The removal of more than 12,500 ghost workers from the government payroll 12 months ago testifies that billions of taxpayers’ funds could still be going to waste in parastatals and government agencies.
The high wage bill has ensured that the government can only spend 30 per cent of its budget on development, making it unable to grow faster and generate more taxes.
The nearly 200 government-owned entities, including regulatory agencies, public universities and research institutions, should be thoroughly audited to remove the names of those who are either deceased, retired or have deserted duties.
The results achieved by the exercise should not be lost by an outdated personnel systems management, the government must improve its systems to make it easier to identify and get rid of non-existent personnel and prevent the recurrence of the irregularities.
If the wage bill was contained, the government would not need to borrow so much in the domestic market pushing out the ordinary borrowers.
The Treasury in the preceding weeks has been borrowing money here and there at exorbitant costs to maintain basic operations, pushing up interest rates.

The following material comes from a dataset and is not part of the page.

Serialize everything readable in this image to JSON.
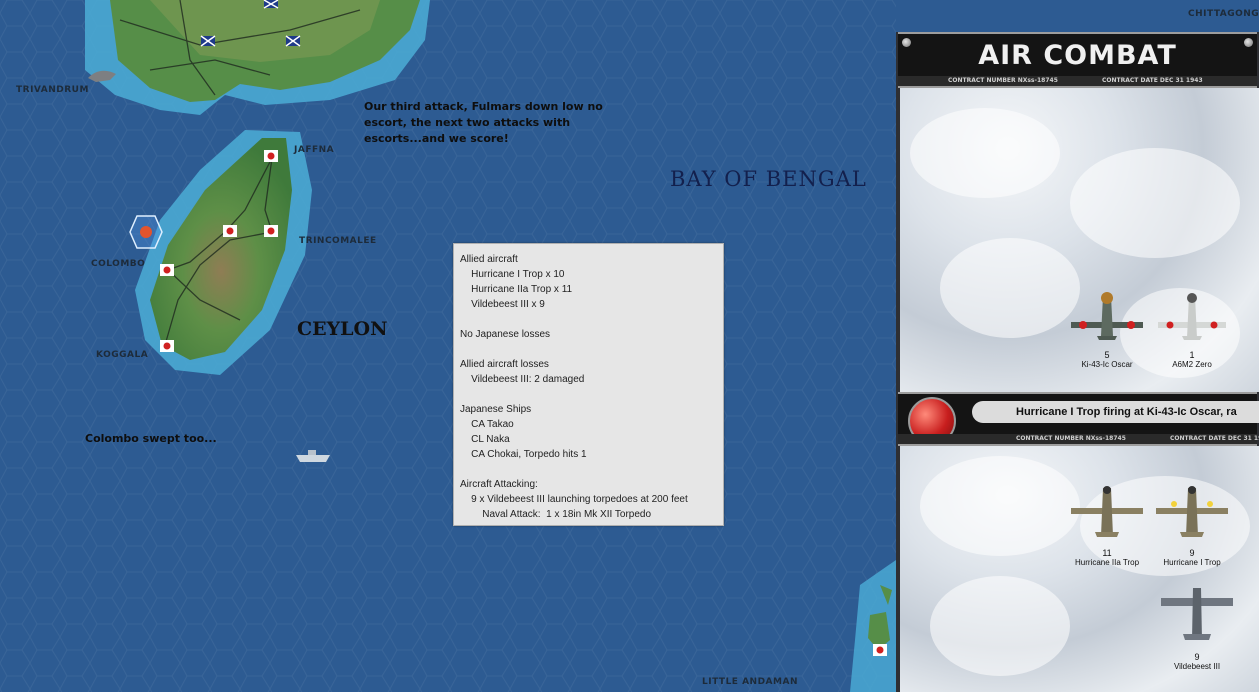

The dire situation left counties and other government agencies starved of cash making them to suspend some services.
That an economy can grow by five per cent and still leave the Treasury with no cash flow as seen in the recent cash crunch tells you that the money being generated is ending up in the wrong places, which includes an oversized wage bill, heavy debt repayment and theft.
The government therefore needs to arrest this cycle by directing expenditure to the right places to sustain the current economic growth trend or else even the five per cent growth rate will disappear.
The government also needs to review its policy on pay given that civil servants are now earning better than their private sector counterparts. It is worrying that a government well aware of the perils of running a huge bill is waiting to be pushed by the International Monetary Fund (IMF) to cut its wage bill.
Kenya’s total public sector wage bill is estimated at Sh568 billion or 11 per cent of the gross domestic product (GDP), which is more than the global best practice of seven per cent.
At Sh568 billion, the public wage bill also stands at more than 50 per cent of total revenues against a globally recommended threshold of not more than 35 per cent.
SOURCE: BUSINESS DAILY